Marilyn Manson has praised Rihanna for being “dangerous” and for the “hardcore” video she co-created for her song B**ch Better Have My Money.

The American rockstar was speaking to Zane Lowe on Apple Music’s Beats 1 Radio when he shared his appreciation of the 29-year-old singer for being an inspiration when it came to ideas for the music video for his new song We Know Where You F**king Live, which features explicit content including depictions of sex and violence.

“Rihanna (is) dangerous,” Manson quipped. “I had this conversation with (director) Tom Wyatt, prior to this video coming out. He said, ‘Who do you want to compete with like in music and things like that?’ I said, ‘Rihanna.’ (Her) ‘B**ch Better Have My Money video? That’s a hardcore video.”

He went on to list the reasons why he loves that project in particular, which was helmed by Rihanna herself and French filmmakers Megaforce. One that made the cut was the fact it stars Hannibal actor Mads Mikkelsen as Rihanna’s lying accountant, whose wife – played by model Rachel Roberts – is kidnapped and held at ransom by the star and her gang.

Listing his final reason for being in awe of the video, Manson concluded, “And then, D, if I’m still doing letters; that she swings a girl naked back and forth, gives her crack, kills her and has a yacht, she has a flare gun. And somehow my video is more offensive?”

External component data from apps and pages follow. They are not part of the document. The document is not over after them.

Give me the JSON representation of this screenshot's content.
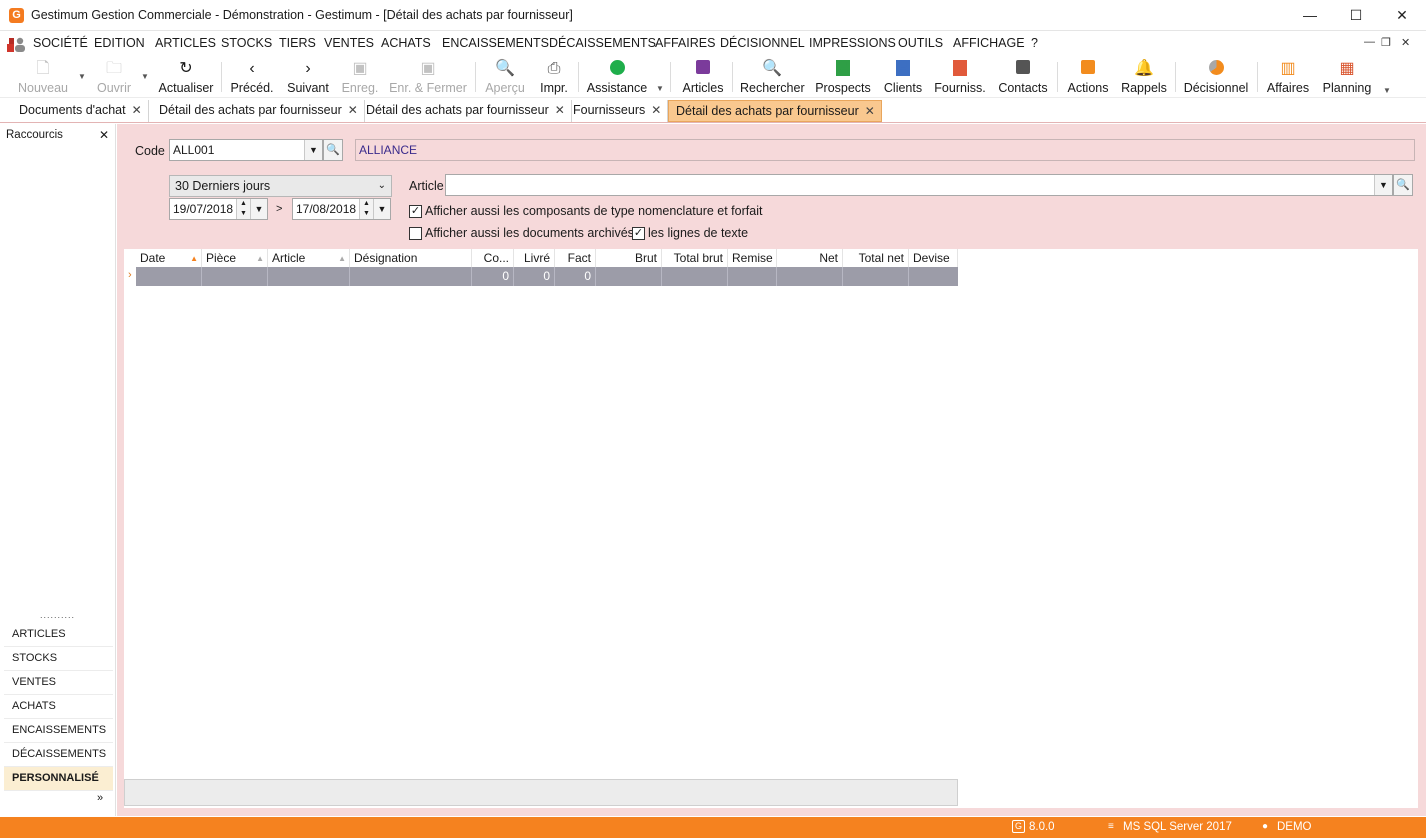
{
  "window": {
    "title": "Gestimum Gestion Commerciale - Démonstration - Gestimum - [Détail des achats par fournisseur]",
    "logo": "G",
    "minimize": "—",
    "maximize": "☐",
    "close": "✕"
  },
  "menu": {
    "items": [
      "SOCIÉTÉ",
      "EDITION",
      "ARTICLES",
      "STOCKS",
      "TIERS",
      "VENTES",
      "ACHATS",
      "ENCAISSEMENTS",
      "DÉCAISSEMENTS",
      "AFFAIRES",
      "DÉCISIONNEL",
      "IMPRESSIONS",
      "OUTILS",
      "AFFICHAGE",
      "?"
    ],
    "ctrl_min": "—",
    "ctrl_restore": "❐",
    "ctrl_close": "✕"
  },
  "toolbar": {
    "nouveau": "Nouveau",
    "ouvrir": "Ouvrir",
    "actualiser": "Actualiser",
    "preced": "Précéd.",
    "suivant": "Suivant",
    "enreg": "Enreg.",
    "enr_fermer": "Enr. & Fermer",
    "apercu": "Aperçu",
    "impr": "Impr.",
    "assistance": "Assistance",
    "articles": "Articles",
    "rechercher": "Rechercher",
    "prospects": "Prospects",
    "clients": "Clients",
    "fourniss": "Fourniss.",
    "contacts": "Contacts",
    "actions": "Actions",
    "rappels": "Rappels",
    "decisionnel": "Décisionnel",
    "affaires": "Affaires",
    "planning": "Planning"
  },
  "tabs": [
    {
      "label": "Documents d'achat"
    },
    {
      "label": "Détail des achats par fournisseur"
    },
    {
      "label": "Détail des achats par fournisseur"
    },
    {
      "label": "Fournisseurs"
    },
    {
      "label": "Détail des achats par fournisseur"
    }
  ],
  "sidebar": {
    "title": "Raccourcis",
    "grip": "..........",
    "items": [
      "ARTICLES",
      "STOCKS",
      "VENTES",
      "ACHATS",
      "ENCAISSEMENTS",
      "DÉCAISSEMENTS",
      "PERSONNALISÉ"
    ],
    "more": "»"
  },
  "form": {
    "code_label": "Code",
    "code_value": "ALL001",
    "supplier_name": "ALLIANCE",
    "period": "30 Derniers jours",
    "date_from": "19/07/2018",
    "date_to": "17/08/2018",
    "range_sep": ">",
    "article_label": "Article",
    "article_value": "",
    "chk_nomenclature": "Afficher aussi les composants de type nomenclature et forfait",
    "chk_nomenclature_checked": true,
    "chk_archives": "Afficher aussi les documents archivés",
    "chk_archives_checked": false,
    "chk_text_lines": "les lignes de texte",
    "chk_text_lines_checked": true
  },
  "grid": {
    "columns": [
      "Date",
      "Pièce",
      "Article",
      "Désignation",
      "Co...",
      "Livré",
      "Fact",
      "Brut",
      "Total brut",
      "Remise",
      "Net",
      "Total net",
      "Devise"
    ],
    "row": [
      "",
      "",
      "",
      "",
      "0",
      "0",
      "0",
      "",
      "",
      "",
      "",
      "",
      ""
    ],
    "row_indicator": "›"
  },
  "status": {
    "version": "8.0.0",
    "server": "MS SQL Server 2017",
    "user": "DEMO"
  },
  "colors": {
    "accent": "#f5821f",
    "content_bg": "#f6d9da",
    "active_tab": "#f9c88f",
    "supplier_name": "#3a2a8c"
  }
}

Meanwhile Manson’s own video features plenty of controversial aspects, including nuns using guns to terrorise a suburban neighbourbood.

This is the second time the musician has spoken highly of Rihanna this month (Sep17); he recently revealed another of her songs influenced him while he was recording his upcoming LP, Heaven Upside Down.

“Strangely enough, one of the records that influenced this album strongly, and it can’t be taken literally (sonically), is Rihanna, her last record (Anti),” he told Consequence of Sound. “That one song, Love on the Brain, it really hit me because I saw her perform it and she just… meant it.”